◆ **Input data**
● ● ● ● ● ● ●

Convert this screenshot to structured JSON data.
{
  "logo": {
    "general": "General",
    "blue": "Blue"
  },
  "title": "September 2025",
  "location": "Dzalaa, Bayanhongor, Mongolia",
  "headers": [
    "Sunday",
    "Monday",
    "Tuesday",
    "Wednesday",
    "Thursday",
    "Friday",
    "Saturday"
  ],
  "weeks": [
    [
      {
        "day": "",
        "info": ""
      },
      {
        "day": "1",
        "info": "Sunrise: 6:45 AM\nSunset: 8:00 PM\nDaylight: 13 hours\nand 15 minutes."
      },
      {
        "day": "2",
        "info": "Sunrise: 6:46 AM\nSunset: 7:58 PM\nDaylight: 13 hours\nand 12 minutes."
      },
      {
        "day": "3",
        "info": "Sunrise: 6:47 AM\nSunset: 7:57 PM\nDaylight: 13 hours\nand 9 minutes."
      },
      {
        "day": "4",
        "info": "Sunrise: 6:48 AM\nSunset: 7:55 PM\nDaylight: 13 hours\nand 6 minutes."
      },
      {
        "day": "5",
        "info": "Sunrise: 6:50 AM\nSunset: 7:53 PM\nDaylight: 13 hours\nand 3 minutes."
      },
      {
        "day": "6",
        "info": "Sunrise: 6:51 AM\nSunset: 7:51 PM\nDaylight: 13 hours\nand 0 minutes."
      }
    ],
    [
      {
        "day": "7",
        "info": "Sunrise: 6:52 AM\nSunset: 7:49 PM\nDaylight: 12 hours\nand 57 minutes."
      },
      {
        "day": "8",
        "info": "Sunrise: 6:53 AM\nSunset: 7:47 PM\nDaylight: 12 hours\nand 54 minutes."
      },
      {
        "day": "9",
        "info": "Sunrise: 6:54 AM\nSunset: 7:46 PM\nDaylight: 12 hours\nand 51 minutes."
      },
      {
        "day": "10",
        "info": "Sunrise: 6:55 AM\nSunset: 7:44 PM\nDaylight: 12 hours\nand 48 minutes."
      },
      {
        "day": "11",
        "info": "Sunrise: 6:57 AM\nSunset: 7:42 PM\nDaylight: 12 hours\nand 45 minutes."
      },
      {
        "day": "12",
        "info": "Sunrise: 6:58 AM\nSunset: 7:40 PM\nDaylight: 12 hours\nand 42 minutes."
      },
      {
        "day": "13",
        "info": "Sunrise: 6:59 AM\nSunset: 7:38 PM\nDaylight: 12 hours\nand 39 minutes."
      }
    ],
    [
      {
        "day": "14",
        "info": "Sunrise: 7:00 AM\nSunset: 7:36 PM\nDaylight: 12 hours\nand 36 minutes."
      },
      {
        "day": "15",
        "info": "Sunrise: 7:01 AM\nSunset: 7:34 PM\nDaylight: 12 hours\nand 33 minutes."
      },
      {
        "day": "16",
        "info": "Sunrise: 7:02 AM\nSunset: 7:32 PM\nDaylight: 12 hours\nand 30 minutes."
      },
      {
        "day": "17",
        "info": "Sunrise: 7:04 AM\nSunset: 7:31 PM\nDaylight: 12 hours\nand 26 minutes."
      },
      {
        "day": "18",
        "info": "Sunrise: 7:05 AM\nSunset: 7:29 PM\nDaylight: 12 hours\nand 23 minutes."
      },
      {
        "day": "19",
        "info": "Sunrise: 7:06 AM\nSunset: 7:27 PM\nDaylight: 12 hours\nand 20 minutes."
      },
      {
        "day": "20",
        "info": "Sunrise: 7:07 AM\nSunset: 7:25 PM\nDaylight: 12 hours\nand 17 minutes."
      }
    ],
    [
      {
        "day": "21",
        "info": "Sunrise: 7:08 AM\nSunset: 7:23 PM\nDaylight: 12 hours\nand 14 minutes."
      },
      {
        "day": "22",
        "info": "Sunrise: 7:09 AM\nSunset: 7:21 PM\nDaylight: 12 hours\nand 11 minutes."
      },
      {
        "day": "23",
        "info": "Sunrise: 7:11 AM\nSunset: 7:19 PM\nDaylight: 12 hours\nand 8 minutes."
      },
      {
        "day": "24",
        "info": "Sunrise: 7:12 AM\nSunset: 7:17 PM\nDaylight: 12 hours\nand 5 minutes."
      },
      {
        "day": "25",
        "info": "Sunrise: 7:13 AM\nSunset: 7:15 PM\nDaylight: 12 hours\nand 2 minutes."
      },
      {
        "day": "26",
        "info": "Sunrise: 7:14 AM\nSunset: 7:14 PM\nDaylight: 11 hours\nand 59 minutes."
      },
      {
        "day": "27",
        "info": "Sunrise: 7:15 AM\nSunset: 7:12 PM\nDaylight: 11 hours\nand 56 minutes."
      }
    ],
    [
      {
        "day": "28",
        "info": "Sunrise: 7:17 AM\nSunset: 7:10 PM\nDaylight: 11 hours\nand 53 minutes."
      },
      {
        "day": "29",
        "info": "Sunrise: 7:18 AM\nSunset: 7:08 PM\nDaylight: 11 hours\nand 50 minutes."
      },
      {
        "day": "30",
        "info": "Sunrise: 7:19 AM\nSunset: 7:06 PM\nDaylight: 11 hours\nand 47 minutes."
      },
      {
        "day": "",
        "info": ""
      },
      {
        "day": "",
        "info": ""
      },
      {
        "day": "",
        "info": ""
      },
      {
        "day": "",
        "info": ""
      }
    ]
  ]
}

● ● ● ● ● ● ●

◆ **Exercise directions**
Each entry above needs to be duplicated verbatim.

◆ **Reply to the exercise**
Convert this screenshot to structured JSON data.
{
  "logo": {
    "general": "General",
    "blue": "Blue"
  },
  "title": "September 2025",
  "location": "Dzalaa, Bayanhongor, Mongolia",
  "headers": [
    "Sunday",
    "Monday",
    "Tuesday",
    "Wednesday",
    "Thursday",
    "Friday",
    "Saturday"
  ],
  "weeks": [
    [
      {
        "day": "",
        "info": ""
      },
      {
        "day": "1",
        "info": "Sunrise: 6:45 AM\nSunset: 8:00 PM\nDaylight: 13 hours\nand 15 minutes."
      },
      {
        "day": "2",
        "info": "Sunrise: 6:46 AM\nSunset: 7:58 PM\nDaylight: 13 hours\nand 12 minutes."
      },
      {
        "day": "3",
        "info": "Sunrise: 6:47 AM\nSunset: 7:57 PM\nDaylight: 13 hours\nand 9 minutes."
      },
      {
        "day": "4",
        "info": "Sunrise: 6:48 AM\nSunset: 7:55 PM\nDaylight: 13 hours\nand 6 minutes."
      },
      {
        "day": "5",
        "info": "Sunrise: 6:50 AM\nSunset: 7:53 PM\nDaylight: 13 hours\nand 3 minutes."
      },
      {
        "day": "6",
        "info": "Sunrise: 6:51 AM\nSunset: 7:51 PM\nDaylight: 13 hours\nand 0 minutes."
      }
    ],
    [
      {
        "day": "7",
        "info": "Sunrise: 6:52 AM\nSunset: 7:49 PM\nDaylight: 12 hours\nand 57 minutes."
      },
      {
        "day": "8",
        "info": "Sunrise: 6:53 AM\nSunset: 7:47 PM\nDaylight: 12 hours\nand 54 minutes."
      },
      {
        "day": "9",
        "info": "Sunrise: 6:54 AM\nSunset: 7:46 PM\nDaylight: 12 hours\nand 51 minutes."
      },
      {
        "day": "10",
        "info": "Sunrise: 6:55 AM\nSunset: 7:44 PM\nDaylight: 12 hours\nand 48 minutes."
      },
      {
        "day": "11",
        "info": "Sunrise: 6:57 AM\nSunset: 7:42 PM\nDaylight: 12 hours\nand 45 minutes."
      },
      {
        "day": "12",
        "info": "Sunrise: 6:58 AM\nSunset: 7:40 PM\nDaylight: 12 hours\nand 42 minutes."
      },
      {
        "day": "13",
        "info": "Sunrise: 6:59 AM\nSunset: 7:38 PM\nDaylight: 12 hours\nand 39 minutes."
      }
    ],
    [
      {
        "day": "14",
        "info": "Sunrise: 7:00 AM\nSunset: 7:36 PM\nDaylight: 12 hours\nand 36 minutes."
      },
      {
        "day": "15",
        "info": "Sunrise: 7:01 AM\nSunset: 7:34 PM\nDaylight: 12 hours\nand 33 minutes."
      },
      {
        "day": "16",
        "info": "Sunrise: 7:02 AM\nSunset: 7:32 PM\nDaylight: 12 hours\nand 30 minutes."
      },
      {
        "day": "17",
        "info": "Sunrise: 7:04 AM\nSunset: 7:31 PM\nDaylight: 12 hours\nand 26 minutes."
      },
      {
        "day": "18",
        "info": "Sunrise: 7:05 AM\nSunset: 7:29 PM\nDaylight: 12 hours\nand 23 minutes."
      },
      {
        "day": "19",
        "info": "Sunrise: 7:06 AM\nSunset: 7:27 PM\nDaylight: 12 hours\nand 20 minutes."
      },
      {
        "day": "20",
        "info": "Sunrise: 7:07 AM\nSunset: 7:25 PM\nDaylight: 12 hours\nand 17 minutes."
      }
    ],
    [
      {
        "day": "21",
        "info": "Sunrise: 7:08 AM\nSunset: 7:23 PM\nDaylight: 12 hours\nand 14 minutes."
      },
      {
        "day": "22",
        "info": "Sunrise: 7:09 AM\nSunset: 7:21 PM\nDaylight: 12 hours\nand 11 minutes."
      },
      {
        "day": "23",
        "info": "Sunrise: 7:11 AM\nSunset: 7:19 PM\nDaylight: 12 hours\nand 8 minutes."
      },
      {
        "day": "24",
        "info": "Sunrise: 7:12 AM\nSunset: 7:17 PM\nDaylight: 12 hours\nand 5 minutes."
      },
      {
        "day": "25",
        "info": "Sunrise: 7:13 AM\nSunset: 7:15 PM\nDaylight: 12 hours\nand 2 minutes."
      },
      {
        "day": "26",
        "info": "Sunrise: 7:14 AM\nSunset: 7:14 PM\nDaylight: 11 hours\nand 59 minutes."
      },
      {
        "day": "27",
        "info": "Sunrise: 7:15 AM\nSunset: 7:12 PM\nDaylight: 11 hours\nand 56 minutes."
      }
    ],
    [
      {
        "day": "28",
        "info": "Sunrise: 7:17 AM\nSunset: 7:10 PM\nDaylight: 11 hours\nand 53 minutes."
      },
      {
        "day": "29",
        "info": "Sunrise: 7:18 AM\nSunset: 7:08 PM\nDaylight: 11 hours\nand 50 minutes."
      },
      {
        "day": "30",
        "info": "Sunrise: 7:19 AM\nSunset: 7:06 PM\nDaylight: 11 hours\nand 47 minutes."
      },
      {
        "day": "",
        "info": ""
      },
      {
        "day": "",
        "info": ""
      },
      {
        "day": "",
        "info": ""
      },
      {
        "day": "",
        "info": ""
      }
    ]
  ]
}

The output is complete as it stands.